This week's book giveaway is in the Java in General forum. We're giving away four copies of Beginning Java 17 Fundamentals: Object-Oriented Programming in Java 17 and have ishori Sharan & Adam L Davis on-line! See this thread for details.
First off let me explain my situation: I'm making a drawing program, somewhat of a CAD program. My intention is to let the user draw a wide variety of objects, all of which have different behaviour and drawing rountines. I would like the ability to import/remove different objects during the run-time of the program. This way when a user starts the program and they need a specific object they can import it and use it. The only problem is that each object needs it's own class (all objects implement a common interface). Therefore, to utilize the object, I have to make an instance of the class. So, now, is it possible to import a class file during the run-time? Or is there some other way to solve this problem?

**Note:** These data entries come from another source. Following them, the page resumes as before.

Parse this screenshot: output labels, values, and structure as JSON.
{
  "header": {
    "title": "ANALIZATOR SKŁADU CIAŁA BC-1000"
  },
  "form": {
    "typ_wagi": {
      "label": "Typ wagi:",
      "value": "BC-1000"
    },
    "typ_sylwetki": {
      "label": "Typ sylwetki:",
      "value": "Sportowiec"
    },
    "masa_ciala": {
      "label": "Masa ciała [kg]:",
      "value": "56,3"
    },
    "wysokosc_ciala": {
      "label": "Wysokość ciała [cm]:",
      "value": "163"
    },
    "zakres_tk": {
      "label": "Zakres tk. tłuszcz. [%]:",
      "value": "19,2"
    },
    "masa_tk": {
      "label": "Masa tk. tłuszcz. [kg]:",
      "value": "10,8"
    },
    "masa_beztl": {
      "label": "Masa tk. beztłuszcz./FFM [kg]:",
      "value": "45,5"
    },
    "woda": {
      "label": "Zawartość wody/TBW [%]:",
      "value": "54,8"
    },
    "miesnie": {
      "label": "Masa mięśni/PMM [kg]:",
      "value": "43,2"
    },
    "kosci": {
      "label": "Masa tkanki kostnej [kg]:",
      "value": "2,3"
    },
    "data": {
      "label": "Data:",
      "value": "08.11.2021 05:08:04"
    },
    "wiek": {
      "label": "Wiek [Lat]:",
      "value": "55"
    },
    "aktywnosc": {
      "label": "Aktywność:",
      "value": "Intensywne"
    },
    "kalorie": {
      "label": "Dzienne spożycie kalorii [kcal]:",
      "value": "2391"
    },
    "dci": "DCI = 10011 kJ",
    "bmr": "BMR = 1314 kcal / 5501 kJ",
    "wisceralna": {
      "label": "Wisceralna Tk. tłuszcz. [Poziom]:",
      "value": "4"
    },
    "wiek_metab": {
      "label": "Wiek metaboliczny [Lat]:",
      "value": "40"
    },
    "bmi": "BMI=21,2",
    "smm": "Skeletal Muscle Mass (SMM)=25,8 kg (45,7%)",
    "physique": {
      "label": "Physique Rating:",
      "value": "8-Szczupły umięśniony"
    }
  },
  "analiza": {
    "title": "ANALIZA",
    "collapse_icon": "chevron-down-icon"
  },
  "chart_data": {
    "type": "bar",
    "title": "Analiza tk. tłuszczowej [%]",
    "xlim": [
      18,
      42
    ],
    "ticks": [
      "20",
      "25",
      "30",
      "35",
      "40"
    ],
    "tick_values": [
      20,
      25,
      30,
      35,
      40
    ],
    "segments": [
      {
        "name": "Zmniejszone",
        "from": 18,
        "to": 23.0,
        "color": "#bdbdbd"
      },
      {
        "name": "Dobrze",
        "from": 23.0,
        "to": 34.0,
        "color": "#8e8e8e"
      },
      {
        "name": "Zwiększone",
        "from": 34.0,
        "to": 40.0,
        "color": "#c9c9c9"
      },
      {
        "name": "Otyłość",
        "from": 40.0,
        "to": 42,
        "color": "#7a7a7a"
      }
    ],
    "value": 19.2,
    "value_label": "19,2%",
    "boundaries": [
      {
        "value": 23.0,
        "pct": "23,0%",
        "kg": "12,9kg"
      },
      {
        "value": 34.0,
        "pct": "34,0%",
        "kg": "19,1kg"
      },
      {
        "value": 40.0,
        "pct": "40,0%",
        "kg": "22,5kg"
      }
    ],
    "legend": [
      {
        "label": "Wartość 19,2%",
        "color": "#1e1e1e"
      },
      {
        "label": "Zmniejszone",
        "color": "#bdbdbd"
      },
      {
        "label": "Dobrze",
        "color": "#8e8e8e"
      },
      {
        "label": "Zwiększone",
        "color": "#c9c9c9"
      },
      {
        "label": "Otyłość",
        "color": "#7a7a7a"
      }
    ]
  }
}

As long as the class you want to "import" (not the best term for what you are doing) is in the classpath, and you want to create an instance of it using the default constructor, Class.forName( "this.that.whatever" ).newInstance() will do it for you. If you need a more complex constructor, investigate the Class.getConstructor() method and head down the reflection path. hth, bear
Nick, I'm not sure if your question is really about dynamic class loading, or about efficiency, ie, not loading classes you don't use? If it's the later, you really don't have to do anything special. The JVM will only load classes that are used by your program, at the time they are needed. If you never instantiate an object from a particular class, nor use any of its static members, that class will not get loaded.
Thanks guys, I think answer to the question, which I believe was incorrectly posed, is that each object will have a file, along with it's class file, that will refer to the class file. That way the user can choose the object with it's object file, which in turn the program can read and instantiate the class with Class.forName(String_From_Object_File).